Task goal: Lines containing the word "description" are to be copied from the data below.

[Dataset records]
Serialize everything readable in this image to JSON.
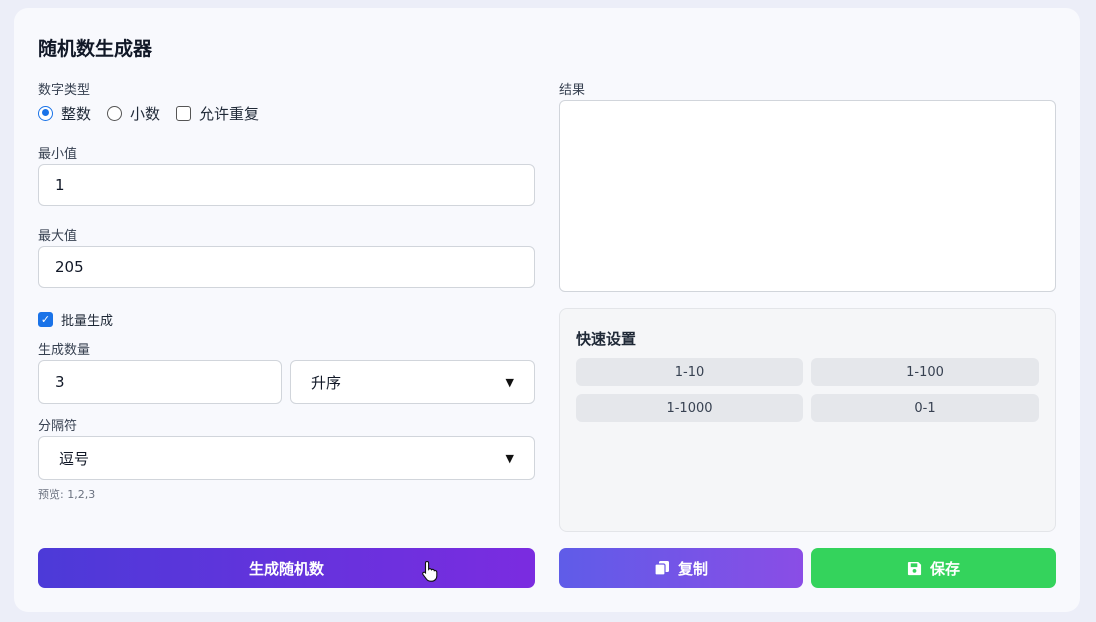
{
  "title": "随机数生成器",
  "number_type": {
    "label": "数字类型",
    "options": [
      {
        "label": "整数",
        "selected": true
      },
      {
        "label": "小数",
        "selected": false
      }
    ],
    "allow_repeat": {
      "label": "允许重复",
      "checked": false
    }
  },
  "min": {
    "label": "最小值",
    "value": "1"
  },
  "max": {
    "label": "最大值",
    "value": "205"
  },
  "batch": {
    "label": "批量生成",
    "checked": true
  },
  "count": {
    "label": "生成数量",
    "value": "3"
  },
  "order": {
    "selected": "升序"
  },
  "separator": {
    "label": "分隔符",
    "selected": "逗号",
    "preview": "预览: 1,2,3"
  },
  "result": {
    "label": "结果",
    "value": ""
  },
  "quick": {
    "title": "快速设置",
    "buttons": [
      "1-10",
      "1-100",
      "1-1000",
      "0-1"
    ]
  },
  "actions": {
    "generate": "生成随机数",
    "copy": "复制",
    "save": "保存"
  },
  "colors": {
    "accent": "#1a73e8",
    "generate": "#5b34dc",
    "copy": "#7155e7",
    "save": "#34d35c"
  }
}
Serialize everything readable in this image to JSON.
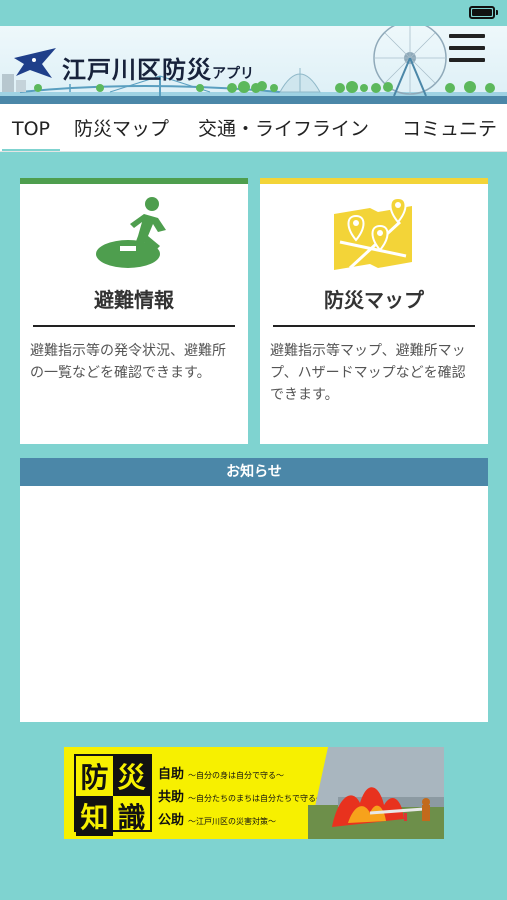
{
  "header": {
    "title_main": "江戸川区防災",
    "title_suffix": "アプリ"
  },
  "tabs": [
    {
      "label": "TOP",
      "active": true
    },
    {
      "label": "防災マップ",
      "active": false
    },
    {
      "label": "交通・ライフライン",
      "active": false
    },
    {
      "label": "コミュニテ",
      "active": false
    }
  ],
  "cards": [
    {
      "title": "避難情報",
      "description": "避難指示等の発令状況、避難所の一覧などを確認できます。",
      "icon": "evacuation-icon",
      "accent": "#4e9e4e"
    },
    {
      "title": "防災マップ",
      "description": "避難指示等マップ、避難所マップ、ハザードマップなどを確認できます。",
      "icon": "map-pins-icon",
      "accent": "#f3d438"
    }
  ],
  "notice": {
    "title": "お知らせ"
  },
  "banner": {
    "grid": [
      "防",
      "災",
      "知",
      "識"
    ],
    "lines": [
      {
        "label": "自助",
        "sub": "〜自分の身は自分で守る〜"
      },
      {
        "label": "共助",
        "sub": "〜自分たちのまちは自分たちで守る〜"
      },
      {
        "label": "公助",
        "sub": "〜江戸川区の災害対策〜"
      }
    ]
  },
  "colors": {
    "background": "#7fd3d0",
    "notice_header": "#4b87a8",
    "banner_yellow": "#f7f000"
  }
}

Finished exercise:
      "description": "避難指示等の発令状況、避難所の一覧などを確認できます。",
      "description": "避難指示等マップ、避難所マップ、ハザードマップなどを確認できます。",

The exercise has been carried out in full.